But there was a larger picture to take in here as well and the result of doing so should have meant eyes of judgment turning steadily upon the Australian government. If a player such as Vikhlyantseva can’t compete when legitimately vaccinated, should exemptions even have been considered for those that weren’t?
These were the kind of queries that many thought would take us all loudly into the opening week of the Australian Open 2022…
Of course, no good story is complete without one final plot twist to properly rattle minds.
Having seemingly been flying above the criticism of his medical exemption directly towards Melbourne Park, Djokovic’s chances of winning a record 21st men’s Major title were wrestled and torn to the tarmac Down Under.

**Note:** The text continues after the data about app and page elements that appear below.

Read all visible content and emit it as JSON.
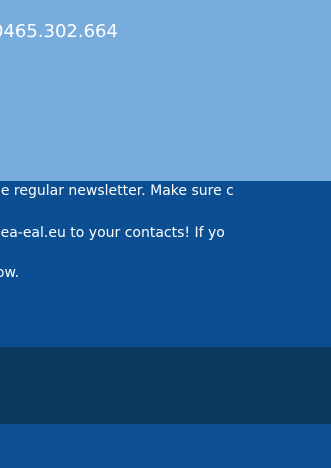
{
  "contact": {
    "phone": "0465.302.664"
  },
  "newsletter": {
    "lines": [
      "he regular newsletter. Make sure c",
      "aea-eal.eu to your contacts! If yo",
      "low."
    ]
  },
  "colors": {
    "contact_band": "#78acdd",
    "newsletter_band": "#0b4e91",
    "dark_band": "#0a3a5f",
    "bottom_band": "#0c4f92",
    "text": "#ffffff"
  }
}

On his touchdown in Australia earlier today, Djokovic was blocked from entering the country at border control, his pathway barred by a giant neon sign that read “WRONG VISA, PAL!” in scarily big font.
With his flight arriving in the early hours and no staff on hand to help him, Djokovic was stranded in the airport and questioned by security patrol, handcuffed there only by a handful of seemingly bizarre issues that meant that his medical exemption didn’t match properly with his visa paperwork.
One thing after another for the world number 1, much of it blockades that could likely have been avoided with a fraction of forethought from a selection of different people.
As the sun rose on the predicament, the utterly obscure became somewhat clearer and the unbelievable become very much possible as Djokovic looked to somehow overcome this unexpected monument of an obstacle that represented what was in all reality his biggest challenge between him and lifting the trophy he’d flown there to win.
But as the clock ticked on and the morning slowly took its leave, it was officially confirmed that Novak Djokovic’s visa was cancelled. He would be expected to depart on a flight home to Serbia directly.
This soap-opera-like story is clearly not yet over and tangible clarity of the whole situation may as well be non-existent, floating out of reach of any and all that are looking for it.
There have been mentions of appeals, Djokovic’s father calling for protests, the Serbian Prime Minister throwing his weight behind his countryman, all of this and then some, a swirling mass of statements clashing together to represent frustration in the face of a system many have dubbed corrupt, unfair or – at the very least – confusing.
Through it all, one thing is apparent: Djokovic’s ability to collect headlines like trading cards is as strong as it’s ever been. The man incites emotions of a very mixed variety with his words off the court even as he wins titles on it.
With that said, his chances of winning a 21st major title at the 2022 edition of the Australian Open appear to be hanging from a thread so thin that any mere push may send it breaking into oblivion.
However this plays out, the Happy Slam will begin in a few short weeks, with or without the presence of Novak Djokovic. And yet, it’ll be hard to shift the memories of this moment of significance and you feel that the immensity of questions that surround it will hang high in the skies above Melbourne long after the closing fireworks fade.